Erick Morillo, Interview, Music

Interview Erick Morillo: EDGAR

The legendary house DJ and brains behind the timeless “I Like To Move It” talks game-changing tech, dream collaborations and wedding dance floor fillers.

Legendary house DJ, Erick Morillo has been at the top of his game for decades. He’s seen pretenders to his throne come and go. So how does he stay relevant in an industry that has become saturated with wannabes?

We sat down with Morillo ahead of his set at Q43’s 5th birthday party on February 28, for an exclusive chat about the changes he’s seen in the industry.

Erick Morillo


How has the DJ scene changed since you started out?

When I first started DJing we all played vinyl and now we use USBs and or use laptops. Also DJs used to actually mix music whereas nowadays that is optional.

The technology has changed significantly over the years. But the core is still the same – people still go out and listen to DJs to escape their problems and have an amazing time.

Specifically, how has tech changed the game?

Technology has, in many ways, made it easier for people to venture into the field of music production and DJing. From a DJ perspective, I am grateful for the innovations that have transpired over the course of the last 15 years.

For example, I carry several USB sticks as opposed to five heavy bags of vinyl records, which is a massive improvement and life changer.

In the early 90s, we traveled all over the world carrying large bags of vinyl records each weighing 50-60 pounds. At times the airlines would misplace one of the bags. The pain and frustration of this was unbearable.

The advent of the CDJ (device that plays CDs and digital music) has allowed artists to be more creative. We’re now able to remix records live during a performance looping one of the CDJs, mix in a second track and perhaps play acapella on the third CDJ.

Additionally, the ability to link the CDJs together via a hub was revolutionary when Pioneer introduced the concept.
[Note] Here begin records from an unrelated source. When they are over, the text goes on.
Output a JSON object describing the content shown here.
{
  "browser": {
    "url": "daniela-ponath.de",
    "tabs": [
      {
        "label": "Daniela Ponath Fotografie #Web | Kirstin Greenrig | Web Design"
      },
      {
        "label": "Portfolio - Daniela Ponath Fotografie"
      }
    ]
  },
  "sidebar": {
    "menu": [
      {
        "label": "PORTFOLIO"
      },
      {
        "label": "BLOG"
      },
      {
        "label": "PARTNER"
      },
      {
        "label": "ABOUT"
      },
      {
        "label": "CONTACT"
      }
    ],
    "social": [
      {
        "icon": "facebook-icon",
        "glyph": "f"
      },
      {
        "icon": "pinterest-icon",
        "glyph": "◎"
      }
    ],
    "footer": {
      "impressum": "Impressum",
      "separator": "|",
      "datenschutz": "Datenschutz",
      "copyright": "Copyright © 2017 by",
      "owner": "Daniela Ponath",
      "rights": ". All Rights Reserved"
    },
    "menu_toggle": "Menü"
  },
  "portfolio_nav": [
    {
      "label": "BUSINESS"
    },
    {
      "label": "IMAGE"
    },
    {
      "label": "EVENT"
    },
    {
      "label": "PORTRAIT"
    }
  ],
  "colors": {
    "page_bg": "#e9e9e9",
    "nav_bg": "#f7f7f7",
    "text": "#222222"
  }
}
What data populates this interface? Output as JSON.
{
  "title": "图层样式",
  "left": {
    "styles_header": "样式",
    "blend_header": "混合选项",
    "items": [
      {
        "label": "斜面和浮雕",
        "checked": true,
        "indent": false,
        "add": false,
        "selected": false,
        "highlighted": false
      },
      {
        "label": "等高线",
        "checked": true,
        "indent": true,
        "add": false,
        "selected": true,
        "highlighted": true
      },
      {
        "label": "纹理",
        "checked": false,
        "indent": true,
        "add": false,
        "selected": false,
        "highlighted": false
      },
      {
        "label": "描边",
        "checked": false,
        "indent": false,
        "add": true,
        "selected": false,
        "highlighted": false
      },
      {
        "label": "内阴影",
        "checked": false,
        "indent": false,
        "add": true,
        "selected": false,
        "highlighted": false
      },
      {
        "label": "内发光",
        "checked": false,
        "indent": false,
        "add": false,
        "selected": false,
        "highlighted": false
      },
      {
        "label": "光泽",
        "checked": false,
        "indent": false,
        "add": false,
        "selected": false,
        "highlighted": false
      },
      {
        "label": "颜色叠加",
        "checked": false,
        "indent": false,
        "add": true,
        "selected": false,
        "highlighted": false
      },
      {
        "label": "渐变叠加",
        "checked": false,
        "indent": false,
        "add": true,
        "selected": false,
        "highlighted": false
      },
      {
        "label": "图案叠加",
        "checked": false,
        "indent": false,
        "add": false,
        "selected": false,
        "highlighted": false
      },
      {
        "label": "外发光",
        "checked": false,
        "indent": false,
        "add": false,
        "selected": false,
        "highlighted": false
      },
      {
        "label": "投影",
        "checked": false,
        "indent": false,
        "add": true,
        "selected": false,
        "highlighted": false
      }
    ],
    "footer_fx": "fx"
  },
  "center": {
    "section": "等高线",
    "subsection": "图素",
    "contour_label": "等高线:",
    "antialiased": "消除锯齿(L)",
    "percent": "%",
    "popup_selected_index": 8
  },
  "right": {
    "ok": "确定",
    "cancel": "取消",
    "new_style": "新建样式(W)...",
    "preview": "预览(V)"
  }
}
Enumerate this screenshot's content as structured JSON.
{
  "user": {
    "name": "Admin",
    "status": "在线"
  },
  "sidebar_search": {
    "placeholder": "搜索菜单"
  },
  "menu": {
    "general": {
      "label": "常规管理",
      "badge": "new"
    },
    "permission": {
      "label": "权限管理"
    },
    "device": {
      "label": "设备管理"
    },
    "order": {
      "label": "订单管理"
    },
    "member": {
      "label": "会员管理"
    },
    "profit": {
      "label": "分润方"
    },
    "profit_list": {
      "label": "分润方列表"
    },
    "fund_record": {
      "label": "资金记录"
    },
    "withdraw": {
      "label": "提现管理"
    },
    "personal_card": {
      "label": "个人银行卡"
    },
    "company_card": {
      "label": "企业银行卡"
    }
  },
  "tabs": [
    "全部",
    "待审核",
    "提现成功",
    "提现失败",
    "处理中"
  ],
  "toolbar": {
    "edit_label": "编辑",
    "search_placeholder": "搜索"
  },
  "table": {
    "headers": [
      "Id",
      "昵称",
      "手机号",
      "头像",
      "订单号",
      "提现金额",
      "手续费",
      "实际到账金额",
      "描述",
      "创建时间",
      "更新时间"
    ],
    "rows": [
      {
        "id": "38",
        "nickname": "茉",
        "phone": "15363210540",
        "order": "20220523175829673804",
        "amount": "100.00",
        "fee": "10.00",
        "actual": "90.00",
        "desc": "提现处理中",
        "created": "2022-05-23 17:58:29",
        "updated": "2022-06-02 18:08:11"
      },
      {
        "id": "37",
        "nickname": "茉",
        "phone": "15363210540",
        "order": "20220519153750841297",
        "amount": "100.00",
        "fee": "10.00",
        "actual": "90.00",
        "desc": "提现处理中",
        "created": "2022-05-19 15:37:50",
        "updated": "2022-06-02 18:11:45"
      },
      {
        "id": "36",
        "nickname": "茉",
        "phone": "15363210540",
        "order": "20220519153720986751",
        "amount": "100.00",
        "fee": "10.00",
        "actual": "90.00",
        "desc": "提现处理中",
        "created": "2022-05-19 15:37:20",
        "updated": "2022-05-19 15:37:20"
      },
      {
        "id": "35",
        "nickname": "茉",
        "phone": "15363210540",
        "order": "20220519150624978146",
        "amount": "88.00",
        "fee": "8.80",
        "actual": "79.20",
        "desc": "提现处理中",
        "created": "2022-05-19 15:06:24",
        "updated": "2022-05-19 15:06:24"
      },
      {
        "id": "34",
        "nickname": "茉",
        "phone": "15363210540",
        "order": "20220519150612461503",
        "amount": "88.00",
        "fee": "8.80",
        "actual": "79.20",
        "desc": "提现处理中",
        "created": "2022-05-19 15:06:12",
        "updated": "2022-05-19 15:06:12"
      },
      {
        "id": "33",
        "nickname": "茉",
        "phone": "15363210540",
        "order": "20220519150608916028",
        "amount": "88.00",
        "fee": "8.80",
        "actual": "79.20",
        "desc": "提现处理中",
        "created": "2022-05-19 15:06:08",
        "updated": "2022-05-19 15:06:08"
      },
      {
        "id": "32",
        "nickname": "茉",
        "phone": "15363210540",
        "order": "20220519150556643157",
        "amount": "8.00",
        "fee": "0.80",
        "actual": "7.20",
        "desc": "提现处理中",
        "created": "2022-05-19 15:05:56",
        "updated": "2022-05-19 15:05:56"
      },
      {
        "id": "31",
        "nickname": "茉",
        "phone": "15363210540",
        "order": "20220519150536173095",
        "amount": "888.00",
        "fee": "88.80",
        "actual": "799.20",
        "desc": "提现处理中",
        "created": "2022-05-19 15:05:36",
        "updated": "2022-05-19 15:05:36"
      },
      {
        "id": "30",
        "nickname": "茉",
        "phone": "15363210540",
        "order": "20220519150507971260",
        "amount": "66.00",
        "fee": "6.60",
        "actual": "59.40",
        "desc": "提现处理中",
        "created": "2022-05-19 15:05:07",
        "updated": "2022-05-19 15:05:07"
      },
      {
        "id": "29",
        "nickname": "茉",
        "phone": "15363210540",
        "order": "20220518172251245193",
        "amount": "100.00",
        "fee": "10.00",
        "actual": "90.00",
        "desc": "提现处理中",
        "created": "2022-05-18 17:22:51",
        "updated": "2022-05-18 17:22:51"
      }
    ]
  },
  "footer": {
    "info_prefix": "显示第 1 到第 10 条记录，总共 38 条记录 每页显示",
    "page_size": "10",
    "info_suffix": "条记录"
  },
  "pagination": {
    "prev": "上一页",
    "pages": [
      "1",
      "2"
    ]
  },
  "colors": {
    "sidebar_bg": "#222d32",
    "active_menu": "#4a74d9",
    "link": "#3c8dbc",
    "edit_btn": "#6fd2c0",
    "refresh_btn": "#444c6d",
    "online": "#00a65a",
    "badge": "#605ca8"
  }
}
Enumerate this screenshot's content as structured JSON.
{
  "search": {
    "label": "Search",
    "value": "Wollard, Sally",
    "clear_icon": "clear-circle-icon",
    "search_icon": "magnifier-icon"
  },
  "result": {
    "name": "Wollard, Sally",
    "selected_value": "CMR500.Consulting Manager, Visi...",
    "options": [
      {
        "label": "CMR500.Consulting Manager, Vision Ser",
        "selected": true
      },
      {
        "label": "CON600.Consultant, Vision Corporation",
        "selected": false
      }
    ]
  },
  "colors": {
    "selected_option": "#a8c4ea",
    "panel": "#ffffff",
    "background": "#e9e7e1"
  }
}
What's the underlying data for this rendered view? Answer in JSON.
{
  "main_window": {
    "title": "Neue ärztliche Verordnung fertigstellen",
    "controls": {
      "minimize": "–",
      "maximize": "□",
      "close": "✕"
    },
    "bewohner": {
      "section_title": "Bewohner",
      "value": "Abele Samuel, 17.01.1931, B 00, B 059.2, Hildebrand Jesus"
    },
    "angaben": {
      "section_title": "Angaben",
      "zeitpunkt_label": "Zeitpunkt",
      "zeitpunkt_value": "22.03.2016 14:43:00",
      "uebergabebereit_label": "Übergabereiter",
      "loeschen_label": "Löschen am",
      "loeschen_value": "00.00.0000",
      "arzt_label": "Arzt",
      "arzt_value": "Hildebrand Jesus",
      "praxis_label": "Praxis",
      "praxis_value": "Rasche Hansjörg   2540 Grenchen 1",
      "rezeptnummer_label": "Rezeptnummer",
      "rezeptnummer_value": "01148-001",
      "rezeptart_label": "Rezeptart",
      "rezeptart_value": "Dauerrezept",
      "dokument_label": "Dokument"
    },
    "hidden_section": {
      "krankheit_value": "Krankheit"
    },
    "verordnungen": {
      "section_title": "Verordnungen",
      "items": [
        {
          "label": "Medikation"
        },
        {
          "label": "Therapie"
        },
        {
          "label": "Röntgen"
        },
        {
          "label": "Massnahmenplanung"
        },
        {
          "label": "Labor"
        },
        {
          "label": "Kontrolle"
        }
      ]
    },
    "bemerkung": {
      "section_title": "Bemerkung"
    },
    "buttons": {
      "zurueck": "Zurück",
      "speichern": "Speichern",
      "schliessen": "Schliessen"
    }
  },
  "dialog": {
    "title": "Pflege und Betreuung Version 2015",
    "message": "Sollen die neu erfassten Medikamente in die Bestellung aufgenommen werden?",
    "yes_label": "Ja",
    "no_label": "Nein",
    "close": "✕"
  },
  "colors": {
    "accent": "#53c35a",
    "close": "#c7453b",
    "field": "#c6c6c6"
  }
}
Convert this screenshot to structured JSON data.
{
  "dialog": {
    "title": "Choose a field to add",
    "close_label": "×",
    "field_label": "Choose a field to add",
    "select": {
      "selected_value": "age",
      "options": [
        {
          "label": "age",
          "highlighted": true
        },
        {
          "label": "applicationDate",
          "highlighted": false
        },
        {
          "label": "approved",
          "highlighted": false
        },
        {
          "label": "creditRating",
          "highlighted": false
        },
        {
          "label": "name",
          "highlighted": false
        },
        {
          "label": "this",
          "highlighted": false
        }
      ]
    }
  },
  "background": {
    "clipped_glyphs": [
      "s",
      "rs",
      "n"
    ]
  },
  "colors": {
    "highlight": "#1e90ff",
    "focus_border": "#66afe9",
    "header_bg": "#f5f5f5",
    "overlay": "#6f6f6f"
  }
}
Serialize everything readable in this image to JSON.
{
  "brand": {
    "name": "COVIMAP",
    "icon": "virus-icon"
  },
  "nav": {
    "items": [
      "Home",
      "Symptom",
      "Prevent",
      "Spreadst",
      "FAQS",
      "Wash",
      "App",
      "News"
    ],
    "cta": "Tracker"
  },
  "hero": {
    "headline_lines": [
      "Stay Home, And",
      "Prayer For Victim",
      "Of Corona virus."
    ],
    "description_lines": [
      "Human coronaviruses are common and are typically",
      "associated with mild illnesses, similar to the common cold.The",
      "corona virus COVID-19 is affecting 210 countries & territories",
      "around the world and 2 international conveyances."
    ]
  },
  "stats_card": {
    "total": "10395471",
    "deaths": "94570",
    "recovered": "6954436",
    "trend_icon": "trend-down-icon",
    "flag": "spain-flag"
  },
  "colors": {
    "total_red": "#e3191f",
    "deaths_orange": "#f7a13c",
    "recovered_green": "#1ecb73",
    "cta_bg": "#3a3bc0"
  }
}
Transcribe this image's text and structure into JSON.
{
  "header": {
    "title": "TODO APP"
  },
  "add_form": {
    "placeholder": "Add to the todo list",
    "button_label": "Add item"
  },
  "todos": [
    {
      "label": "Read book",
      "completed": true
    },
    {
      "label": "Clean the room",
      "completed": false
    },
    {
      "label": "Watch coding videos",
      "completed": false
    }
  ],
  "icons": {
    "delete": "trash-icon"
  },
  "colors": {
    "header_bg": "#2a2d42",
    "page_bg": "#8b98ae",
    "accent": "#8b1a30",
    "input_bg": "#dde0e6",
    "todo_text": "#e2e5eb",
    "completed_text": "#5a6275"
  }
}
It allows the artist to view the USB stick content on each of the CDJs from one location.

Erick Morillo


@erickmorillo Spinning the tunes

So tech advances have changed up the entire music industry ?

Yeah, music production tech has advanced over the years, too. I personally love that I no longer have to use a reel-to-reel machine when creating music. In the early days, it could take days to record a simple piece of music, but today it takes seconds with a Mac or app such as Logic.

Producers from the early 90s laugh at how simple technology has made certain tasks. I welcome the new tech as it has made my life easier. There are those who would argue it technology has become too easy for anyone who wants to produce music or become a DJ. I tend to believe you still need to have the skills and talent to produce quality music and become a respected DJ.

Which musical trend/genre has surprised you the most and why?

I’m pleasantly surprised at how the underground sound has moved to the forefront right now, and how well it’s perceived throughout the world. It’s also interesting to note how people want to hear more of old house music sounds these days.

What’s the worst part of your line of work?

Traveling. The hours of travel, jet lag and lack of sleep can be detrimental to some artists. I’ve been on the road practically every weekend for the last 25 years and although it has been many years, I still have got used to traveling back and forth between the different countries and time zones.

Which current artist would you most like to work with today?

I’m a fan of Lenny Kravitz. I admire how he keeps himself relevant after so many years in the business and respect how he uses many different musical elements in his music. From R&B, funk, jazz, reggae and hard rock.

It would be great for him to add a bit of house music, too!

What’s the one piece of advice that you always offer to those looking to emulate your career?

Never give up on your passion and create a sound and style that is unique to you. They should learn from the artist they admire but to find their own style to standout from the rest.

Finally, if you were working a wedding, what’s the one track you’d drop to guarantee the dancefloor would fill up?

If I was playing a wedding and needed to get the crowd up and dancing, I’d definitely use a track titled ‘I Like To Move It’!